John Lee got his start in the industry in Australia but is now based in Los Angeles. “I work as a First Assistant Editor/ Associate Editor for Lee Smith. We have worked on many films together including five Chris Nolan films. On “Inception” I was additional editor and also did some cutting on “X-Men: First Class.” I love working on huge films but in between I’m happy to work on smaller ones. At the moment I’m cutting an indie feature.”
What got you interested in editing?
I’ve been interested in editing since I studied film at art school many years ago. Then I got sidetracked in the industry for a while. I was a stagehand and an assistant floor manager in television for a couple of years and a best boy/electrician in features, tv commercials – everything really. Along the way I was a DP on some music videos and a short film and I was a gaffer for a while too.
How did you get started in editing?
I decided to move on when a friend of mine was an assistant editor on “Fearless”, the Peter Weir film, and they needed help so I dropped everything and worked with them for free for a while. Then they started paying me a few hundred dollars. I just hunkered down and learned as much as I could. That film was cut on film so I learned how to handle 35mm and all that good stuff.
What is your preferred NLE(s) of choice? Why?
When Lightworks came along I did a few films on that as an assistant and then AVID. AVID seems to have stuck around better and that’s what I use now though I was first assistant on a movie that cut on final cut pro once. I had a very good FCP assistant to help out and I quite enjoyed it. I’ve basically stayed with AVID but I still miss that steenbeck type controller on the Lightworks!
Give us a run through of your editing process
I’m really feeling my way as an editor because I’ve been a first assistant for a long time so I don’t know if what I do is right. Certainly I cut on “Inception” for about 5 months while the editor I work with was unavailable. It turned out okay. I generally join all the dailies together in a sequence and watch the whole thing. I read the script to remind myself where the scene goes and what it’s about. Then I don’t agonize too much about how to start the scene I just start somewhere and cut it so that everyone who speaks is on camera which is then obviously too cutty but from there I know the scene works and I go through and finesse it – overlapping dialogue and things like that. Sometimes it’s better to be on a reaction of another character rather than on the person speaking of course. I do all that and generally hate it so I go home feeling awful. In the morning I look at it and find it wasn’t that bad after all and, having had a rest, I can easily fix the clunky bits from the day before. Then I just keep revisiting the scene every few days to make it better.

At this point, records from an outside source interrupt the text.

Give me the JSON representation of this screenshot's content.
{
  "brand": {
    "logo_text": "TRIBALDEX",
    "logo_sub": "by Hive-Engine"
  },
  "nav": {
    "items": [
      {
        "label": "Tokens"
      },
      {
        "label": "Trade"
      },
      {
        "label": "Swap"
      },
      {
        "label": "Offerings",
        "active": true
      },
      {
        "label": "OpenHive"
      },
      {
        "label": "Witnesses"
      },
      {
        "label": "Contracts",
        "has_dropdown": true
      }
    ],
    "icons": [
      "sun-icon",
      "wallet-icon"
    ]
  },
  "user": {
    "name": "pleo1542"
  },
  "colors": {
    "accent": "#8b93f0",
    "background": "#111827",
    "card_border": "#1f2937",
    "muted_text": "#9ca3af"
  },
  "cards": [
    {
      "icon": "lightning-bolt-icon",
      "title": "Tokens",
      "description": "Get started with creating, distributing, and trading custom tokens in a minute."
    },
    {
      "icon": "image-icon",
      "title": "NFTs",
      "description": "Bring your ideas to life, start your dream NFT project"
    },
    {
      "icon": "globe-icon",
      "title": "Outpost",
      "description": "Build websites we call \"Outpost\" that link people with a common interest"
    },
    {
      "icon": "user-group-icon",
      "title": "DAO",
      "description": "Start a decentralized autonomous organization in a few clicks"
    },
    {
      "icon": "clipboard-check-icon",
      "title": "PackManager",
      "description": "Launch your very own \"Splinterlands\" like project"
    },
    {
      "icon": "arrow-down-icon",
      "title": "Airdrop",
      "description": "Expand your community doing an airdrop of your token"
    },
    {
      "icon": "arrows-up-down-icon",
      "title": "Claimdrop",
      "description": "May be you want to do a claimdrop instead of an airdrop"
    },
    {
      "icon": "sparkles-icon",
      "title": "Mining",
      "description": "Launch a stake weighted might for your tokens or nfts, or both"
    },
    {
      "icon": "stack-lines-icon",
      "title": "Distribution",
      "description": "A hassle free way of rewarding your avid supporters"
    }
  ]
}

What tips were you given that was really helpful?
The best tip I got was from my father-in law, Bob Jones, who used to cut for Hal Ashby and Warren Beatty amongst others. He said ” cut to what you want to see, when you want to see it.”
How organized are you?
I’m very organized because that is how you have to be as an assistant. It helps to have tested everything at the start of the show and to save all your settings and organize your workspace so you can find things easily.
Can you work without a script, finding the story and building it on your own?
I haven’t really tried to work without a script but by the same token if the footage is going a different way than the script I’ll go that way.
What is your favorite film? Favorite Tv show?
My favorite films include the Bourne films, “Bladerunner” and “The Thin Red Line.” my favorite TV includes “Justified”, “The Walking Dead”, “Life”, “Southland”, “The Sopranos” and “Six Feet Under.”
What style of editing have you done? (Narrative/Documentary/News/Corporate/Wedding/Etc)
I work on features mainly. I was Associate Editor on THE DARK KNIGHT RISES and First Assistant Editor on BATMAN BEGINS, THE PRESTIGE and THE DARK KNIGHT amongst others. I was Additional Editor on INCEPTION and X-MEN: FIRST CLASS.
If you could meet any editor, who and why?
I’ve met plenty of editors. I don’t think there are any that spring to mind that I’d like to meet.
What advice can you offer to get through complex edits?
Complex edits should be broken down and you should work on a bit at a time. When I was additional editor on “Inception” my brain could have exploded if I’d stopped to look at the big picture. I focused on individual scenes and just kept adding till it all worked.
Which plug-in(s) do you find most useful? Why?
I like the audio suite plug-ins like D-verb.
How does the director-editor relationship work for you?
I figure it’s the directors film and if they want to do something I don’t agree with then they can.
How do you deal with problem clients/directors?
I try not to take things personally. Directors have a huge weight on their shoulders so if they are sometimes difficult, it’s understandable.
What’s your overall philosophy about editing?
Don’t be confusing. Keep an eye on geography. Keep it simple!
Name one thing that you would tell an aspiring editor
You should make each cut for a reason, not just because you can.
You can find John on twitter.